Fall Getaway to Classically Hip Petoskey
Escape to this northern resort town, where trend-forward boutiques and dining options energize timeless landscapes and Victorian architecture.
October light sets off Petoskey’s 19th-century spires from Little Traverse Bay and color-saturated hills. Nature’s palette alone justifies a trip to this town between Traverse City and Mackinaw City.
Up the road at Petoskey State Park, climb the half-mile Old Baldy Trail for dune-top vistas and miles of Lake Michigan coastal forest.
The lake’s shifting moods color Petoskey’s Bayfront Park, near the mouth of the Bear River. Adjoining Bear River Valley Recreation Area offers kayaking and a hiking and biking path. Climb the observation tower for views of a valley and rapids.
From Bayfront Park, walk to shopping and dining in the Gaslight District, named for its 19th-century street lamps. Browse locally made ceramics and jewelry at NorthGoods, or delve the shelves at indie bookstore McLean and Eakin.
Savor gelato at American Spoon. Its jam shop captures farm and orchard flavors, some from Coveyou Scenic Farm and Bill’s Farm Market on the outskirts of town. On the same block as American Spoon, the City Park Grill serves craft cocktails at a vintage mahogany bar. Ernest Hemingway used the place as inspiration for a short story.
A walk in adjacent Pennsylvania Park leads you past historic and eclectic Meyer Ace Hardware. Down the street at the Crooked Tree Arts Center, the restored church’s stained-glass windows complement the ever-changing visual art exhibitions.
Find Victorian-style lodging at Stafford’s Bay View Inn. During cocktail hour, the hotel’s wraparound porch provides a perfect spot to watch the setting sun reflect off brightly painted gingerbread houses.
Tunnel of Trees

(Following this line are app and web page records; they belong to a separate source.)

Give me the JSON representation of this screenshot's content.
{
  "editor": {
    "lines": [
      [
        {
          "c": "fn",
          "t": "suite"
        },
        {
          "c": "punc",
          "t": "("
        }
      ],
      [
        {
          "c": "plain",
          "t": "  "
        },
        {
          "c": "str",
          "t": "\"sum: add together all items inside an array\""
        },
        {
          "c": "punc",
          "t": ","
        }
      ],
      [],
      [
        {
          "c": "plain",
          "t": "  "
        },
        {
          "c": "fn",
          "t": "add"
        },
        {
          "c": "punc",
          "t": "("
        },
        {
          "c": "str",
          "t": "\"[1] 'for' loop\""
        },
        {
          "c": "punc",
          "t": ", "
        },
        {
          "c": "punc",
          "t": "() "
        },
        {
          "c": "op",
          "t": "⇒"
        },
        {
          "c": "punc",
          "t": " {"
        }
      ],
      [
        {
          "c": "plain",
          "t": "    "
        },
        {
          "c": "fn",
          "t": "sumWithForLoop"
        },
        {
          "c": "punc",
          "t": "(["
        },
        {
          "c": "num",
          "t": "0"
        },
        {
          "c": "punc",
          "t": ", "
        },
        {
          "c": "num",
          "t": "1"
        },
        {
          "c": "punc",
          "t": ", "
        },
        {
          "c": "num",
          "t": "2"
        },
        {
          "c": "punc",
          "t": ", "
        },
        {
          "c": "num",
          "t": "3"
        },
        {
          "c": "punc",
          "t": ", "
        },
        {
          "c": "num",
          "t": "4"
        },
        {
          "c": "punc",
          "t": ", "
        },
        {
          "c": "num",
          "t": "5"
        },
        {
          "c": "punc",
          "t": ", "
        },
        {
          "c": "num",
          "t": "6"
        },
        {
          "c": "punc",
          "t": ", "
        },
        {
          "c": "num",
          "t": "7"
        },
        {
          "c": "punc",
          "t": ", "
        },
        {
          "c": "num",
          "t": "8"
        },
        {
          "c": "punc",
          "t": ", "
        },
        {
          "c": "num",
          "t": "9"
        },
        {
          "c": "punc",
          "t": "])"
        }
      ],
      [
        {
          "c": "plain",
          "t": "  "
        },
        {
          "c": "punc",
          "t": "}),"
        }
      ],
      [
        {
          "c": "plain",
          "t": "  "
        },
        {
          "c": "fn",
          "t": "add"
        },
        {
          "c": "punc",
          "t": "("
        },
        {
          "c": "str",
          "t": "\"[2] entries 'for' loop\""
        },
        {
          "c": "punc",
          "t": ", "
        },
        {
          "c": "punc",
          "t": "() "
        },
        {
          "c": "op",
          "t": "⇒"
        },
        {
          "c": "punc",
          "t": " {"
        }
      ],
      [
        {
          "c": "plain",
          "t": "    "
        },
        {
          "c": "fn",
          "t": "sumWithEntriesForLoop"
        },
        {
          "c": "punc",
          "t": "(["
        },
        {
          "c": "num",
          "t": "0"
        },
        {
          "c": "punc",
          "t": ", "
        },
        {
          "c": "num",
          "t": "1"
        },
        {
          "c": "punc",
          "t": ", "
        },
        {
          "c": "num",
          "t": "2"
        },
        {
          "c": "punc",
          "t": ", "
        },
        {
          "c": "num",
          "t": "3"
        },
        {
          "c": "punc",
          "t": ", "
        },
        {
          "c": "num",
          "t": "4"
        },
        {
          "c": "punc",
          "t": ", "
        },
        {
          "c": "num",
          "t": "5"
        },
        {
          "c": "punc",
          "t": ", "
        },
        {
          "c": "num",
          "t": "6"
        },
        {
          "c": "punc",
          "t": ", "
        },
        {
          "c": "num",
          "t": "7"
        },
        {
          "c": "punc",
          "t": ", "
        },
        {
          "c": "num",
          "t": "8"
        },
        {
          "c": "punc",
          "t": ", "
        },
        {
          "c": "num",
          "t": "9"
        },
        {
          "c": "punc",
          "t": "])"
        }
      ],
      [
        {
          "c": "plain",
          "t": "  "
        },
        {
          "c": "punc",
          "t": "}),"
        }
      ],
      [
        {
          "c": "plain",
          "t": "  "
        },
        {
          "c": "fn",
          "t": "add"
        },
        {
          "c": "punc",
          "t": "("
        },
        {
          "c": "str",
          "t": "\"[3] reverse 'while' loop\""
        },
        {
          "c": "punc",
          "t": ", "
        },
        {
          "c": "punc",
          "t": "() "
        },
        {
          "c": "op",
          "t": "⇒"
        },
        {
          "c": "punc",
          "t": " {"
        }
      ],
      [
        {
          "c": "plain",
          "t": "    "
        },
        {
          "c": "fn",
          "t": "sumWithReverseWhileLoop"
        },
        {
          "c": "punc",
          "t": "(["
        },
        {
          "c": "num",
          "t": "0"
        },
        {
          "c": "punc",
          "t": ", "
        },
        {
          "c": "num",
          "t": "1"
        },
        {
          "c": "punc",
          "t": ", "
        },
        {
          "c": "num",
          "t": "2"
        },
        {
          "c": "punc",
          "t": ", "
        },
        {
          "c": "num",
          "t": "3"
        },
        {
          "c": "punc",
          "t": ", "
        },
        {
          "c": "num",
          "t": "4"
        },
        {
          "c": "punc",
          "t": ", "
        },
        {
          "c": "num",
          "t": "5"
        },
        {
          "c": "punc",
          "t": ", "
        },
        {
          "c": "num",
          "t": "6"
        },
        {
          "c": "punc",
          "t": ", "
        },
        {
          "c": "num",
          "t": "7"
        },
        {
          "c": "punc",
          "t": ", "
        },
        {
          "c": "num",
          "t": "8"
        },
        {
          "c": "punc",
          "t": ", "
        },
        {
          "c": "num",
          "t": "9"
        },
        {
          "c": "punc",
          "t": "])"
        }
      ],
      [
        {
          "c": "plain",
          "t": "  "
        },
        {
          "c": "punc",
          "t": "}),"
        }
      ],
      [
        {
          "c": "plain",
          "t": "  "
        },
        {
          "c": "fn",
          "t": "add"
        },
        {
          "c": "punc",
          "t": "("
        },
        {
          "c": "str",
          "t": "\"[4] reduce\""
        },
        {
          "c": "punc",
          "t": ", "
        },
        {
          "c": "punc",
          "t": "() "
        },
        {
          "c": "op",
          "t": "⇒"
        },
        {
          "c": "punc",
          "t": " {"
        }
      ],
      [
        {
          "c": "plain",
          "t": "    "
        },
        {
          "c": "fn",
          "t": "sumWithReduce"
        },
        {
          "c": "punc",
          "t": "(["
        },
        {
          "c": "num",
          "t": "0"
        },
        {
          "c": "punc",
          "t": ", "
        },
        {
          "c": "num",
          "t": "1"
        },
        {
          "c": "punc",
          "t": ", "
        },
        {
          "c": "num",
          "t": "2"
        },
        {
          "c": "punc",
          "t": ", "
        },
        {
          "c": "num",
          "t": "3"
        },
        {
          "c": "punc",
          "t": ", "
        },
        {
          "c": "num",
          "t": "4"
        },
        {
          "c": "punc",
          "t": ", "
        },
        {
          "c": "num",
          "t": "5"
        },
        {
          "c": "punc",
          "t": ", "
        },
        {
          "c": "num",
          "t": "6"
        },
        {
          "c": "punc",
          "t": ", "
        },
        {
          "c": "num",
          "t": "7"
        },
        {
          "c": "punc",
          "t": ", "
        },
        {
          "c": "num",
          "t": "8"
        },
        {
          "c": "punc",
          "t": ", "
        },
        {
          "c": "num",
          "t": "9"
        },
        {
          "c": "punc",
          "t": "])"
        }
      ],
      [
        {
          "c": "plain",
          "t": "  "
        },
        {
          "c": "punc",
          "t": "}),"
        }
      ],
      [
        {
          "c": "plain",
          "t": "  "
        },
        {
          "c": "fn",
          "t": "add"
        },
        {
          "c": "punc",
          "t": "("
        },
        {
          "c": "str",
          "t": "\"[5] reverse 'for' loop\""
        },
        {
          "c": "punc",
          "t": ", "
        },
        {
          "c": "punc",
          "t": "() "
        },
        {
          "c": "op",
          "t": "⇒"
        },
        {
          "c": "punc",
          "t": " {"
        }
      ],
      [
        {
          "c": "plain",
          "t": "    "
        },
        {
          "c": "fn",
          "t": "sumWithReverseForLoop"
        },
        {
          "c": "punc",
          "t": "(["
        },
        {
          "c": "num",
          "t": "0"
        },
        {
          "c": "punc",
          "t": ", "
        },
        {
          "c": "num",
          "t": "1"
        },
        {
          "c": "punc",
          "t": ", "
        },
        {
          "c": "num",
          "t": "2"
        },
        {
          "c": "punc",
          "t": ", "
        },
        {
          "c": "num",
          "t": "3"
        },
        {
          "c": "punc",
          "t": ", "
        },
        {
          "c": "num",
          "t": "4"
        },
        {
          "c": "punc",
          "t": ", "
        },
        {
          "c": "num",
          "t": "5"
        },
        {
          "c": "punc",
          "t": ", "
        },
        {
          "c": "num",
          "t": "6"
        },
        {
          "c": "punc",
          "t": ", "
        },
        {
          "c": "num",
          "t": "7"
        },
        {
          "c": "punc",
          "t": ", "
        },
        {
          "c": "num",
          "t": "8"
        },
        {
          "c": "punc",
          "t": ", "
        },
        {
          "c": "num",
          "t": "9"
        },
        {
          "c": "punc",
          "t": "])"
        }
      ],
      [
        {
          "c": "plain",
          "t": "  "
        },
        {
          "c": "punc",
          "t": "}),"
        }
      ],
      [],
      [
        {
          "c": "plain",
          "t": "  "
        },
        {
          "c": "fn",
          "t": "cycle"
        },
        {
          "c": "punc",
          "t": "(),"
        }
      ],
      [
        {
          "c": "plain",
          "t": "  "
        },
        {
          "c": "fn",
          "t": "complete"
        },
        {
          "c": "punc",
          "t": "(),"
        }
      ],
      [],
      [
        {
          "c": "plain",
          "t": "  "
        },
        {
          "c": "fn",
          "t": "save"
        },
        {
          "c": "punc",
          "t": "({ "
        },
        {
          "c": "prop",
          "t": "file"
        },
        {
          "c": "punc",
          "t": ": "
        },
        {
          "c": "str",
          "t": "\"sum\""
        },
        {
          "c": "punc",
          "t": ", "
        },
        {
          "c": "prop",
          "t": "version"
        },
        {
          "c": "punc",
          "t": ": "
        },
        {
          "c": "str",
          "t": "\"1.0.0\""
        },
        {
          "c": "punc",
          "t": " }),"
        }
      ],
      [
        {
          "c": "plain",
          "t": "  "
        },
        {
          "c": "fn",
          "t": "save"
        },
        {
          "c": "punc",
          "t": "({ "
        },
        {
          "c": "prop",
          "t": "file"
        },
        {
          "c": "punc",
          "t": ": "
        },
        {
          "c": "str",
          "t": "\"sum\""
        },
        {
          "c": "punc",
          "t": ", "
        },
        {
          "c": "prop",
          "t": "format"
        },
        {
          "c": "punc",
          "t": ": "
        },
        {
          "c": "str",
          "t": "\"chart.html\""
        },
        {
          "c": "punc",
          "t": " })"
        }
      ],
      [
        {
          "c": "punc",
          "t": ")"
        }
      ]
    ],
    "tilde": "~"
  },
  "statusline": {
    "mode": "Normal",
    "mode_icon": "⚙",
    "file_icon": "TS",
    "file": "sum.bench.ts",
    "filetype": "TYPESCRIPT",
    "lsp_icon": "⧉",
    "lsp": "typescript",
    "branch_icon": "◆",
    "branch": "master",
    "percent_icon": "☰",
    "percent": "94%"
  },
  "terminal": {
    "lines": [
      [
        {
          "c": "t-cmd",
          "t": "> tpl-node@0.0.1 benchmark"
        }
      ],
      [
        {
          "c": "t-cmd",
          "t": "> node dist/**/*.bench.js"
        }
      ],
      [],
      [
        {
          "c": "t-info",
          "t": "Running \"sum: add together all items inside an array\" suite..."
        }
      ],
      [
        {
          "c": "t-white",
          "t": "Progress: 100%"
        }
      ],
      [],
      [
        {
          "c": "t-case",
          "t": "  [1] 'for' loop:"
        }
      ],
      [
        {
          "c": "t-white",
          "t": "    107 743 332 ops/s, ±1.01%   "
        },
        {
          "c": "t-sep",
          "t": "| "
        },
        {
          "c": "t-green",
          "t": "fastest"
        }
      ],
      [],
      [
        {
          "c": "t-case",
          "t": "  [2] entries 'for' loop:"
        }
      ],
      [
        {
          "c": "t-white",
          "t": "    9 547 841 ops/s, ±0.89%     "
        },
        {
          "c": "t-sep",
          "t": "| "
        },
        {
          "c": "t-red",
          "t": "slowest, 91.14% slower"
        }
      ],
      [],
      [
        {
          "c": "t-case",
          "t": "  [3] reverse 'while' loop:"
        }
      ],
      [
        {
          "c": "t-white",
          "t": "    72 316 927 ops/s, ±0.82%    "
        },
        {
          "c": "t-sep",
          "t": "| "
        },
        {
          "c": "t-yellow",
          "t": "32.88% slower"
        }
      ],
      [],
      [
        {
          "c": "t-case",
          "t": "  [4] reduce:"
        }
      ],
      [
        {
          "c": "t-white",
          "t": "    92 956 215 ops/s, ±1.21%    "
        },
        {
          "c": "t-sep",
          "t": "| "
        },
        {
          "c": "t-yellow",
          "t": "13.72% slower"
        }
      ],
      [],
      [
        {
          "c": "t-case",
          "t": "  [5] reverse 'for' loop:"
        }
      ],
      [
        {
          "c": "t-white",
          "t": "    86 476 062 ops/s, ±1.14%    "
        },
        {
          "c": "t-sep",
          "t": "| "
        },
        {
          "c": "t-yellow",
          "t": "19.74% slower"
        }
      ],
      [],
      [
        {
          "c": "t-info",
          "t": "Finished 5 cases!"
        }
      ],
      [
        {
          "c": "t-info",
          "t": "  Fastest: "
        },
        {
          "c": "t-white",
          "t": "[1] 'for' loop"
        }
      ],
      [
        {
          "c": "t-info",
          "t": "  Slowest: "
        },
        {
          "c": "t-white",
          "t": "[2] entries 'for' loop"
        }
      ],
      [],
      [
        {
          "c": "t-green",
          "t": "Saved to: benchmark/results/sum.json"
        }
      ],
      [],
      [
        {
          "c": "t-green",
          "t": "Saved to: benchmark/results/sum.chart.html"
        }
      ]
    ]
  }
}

While you’re in Petoskey, take time to experience one of the nation’s best fall foliage drives. M-119 starts at the north end of town, becoming the Tunnel of Trees north of Harbor Springs. The narrow road snakes 20 miles along a Lake Michigan bluff, making sharp turns at Devil’s Elbow and Horseshoe Bend. Hardwoods lean into the road, their overlapping crowns forming a canopy of color over the pavement. Brief gaps in the roadside forest offer peekaboo views of the lake. The blazing corridor ends at Cross Village.
By Tim Tebeau

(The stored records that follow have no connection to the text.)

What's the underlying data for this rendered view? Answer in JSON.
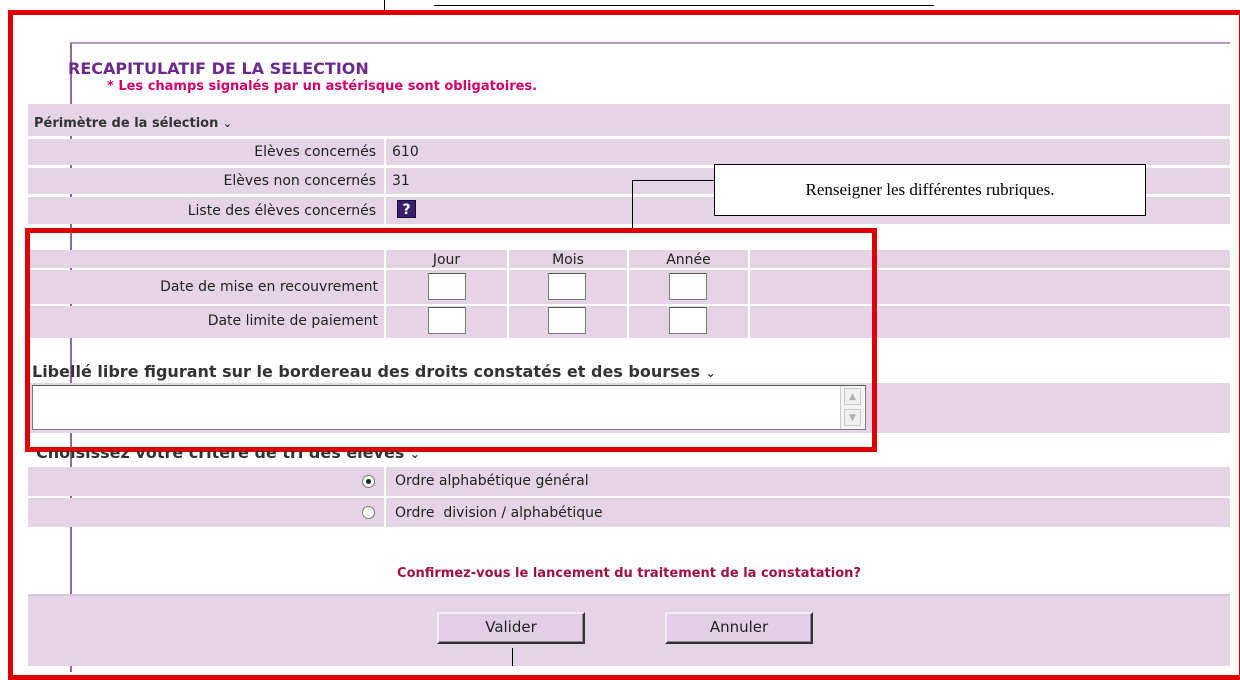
{
  "header": {
    "title": "RECAPITULATIF DE LA SELECTION",
    "required_note": "* Les champs signalés par un astérisque sont obligatoires."
  },
  "perimetre": {
    "section_label": "Périmètre de la sélection",
    "rows": [
      {
        "label": "Elèves concernés",
        "value": "610"
      },
      {
        "label": "Elèves non concernés",
        "value": "31"
      },
      {
        "label": "Liste des élèves concernés",
        "icon": "help-icon"
      }
    ]
  },
  "callout": {
    "text": "Renseigner les différentes rubriques."
  },
  "dates": {
    "col_jour": "Jour",
    "col_mois": "Mois",
    "col_annee": "Année",
    "row1_label": "Date de mise en recouvrement",
    "row2_label": "Date limite de paiement",
    "row1_values": {
      "jour": "",
      "mois": "",
      "annee": ""
    },
    "row2_values": {
      "jour": "",
      "mois": "",
      "annee": ""
    }
  },
  "libelle": {
    "heading": "Libellé libre figurant sur le bordereau des droits constatés et des bourses",
    "value": ""
  },
  "tri": {
    "heading": "Choisissez votre critère de tri des élèves",
    "options": [
      {
        "label": "Ordre alphabétique général",
        "selected": true
      },
      {
        "label": "Ordre  division / alphabétique",
        "selected": false
      }
    ]
  },
  "confirm": {
    "question": "Confirmez-vous le lancement du traitement de la constatation?"
  },
  "buttons": {
    "valider": "Valider",
    "annuler": "Annuler"
  },
  "colors": {
    "band": "#e4d4e6",
    "title": "#6b2a8c",
    "required": "#d0006f",
    "confirm": "#a01040",
    "annotation_frame": "#e00000"
  }
}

For information, contact the Petoskey Area Visitors Bureau.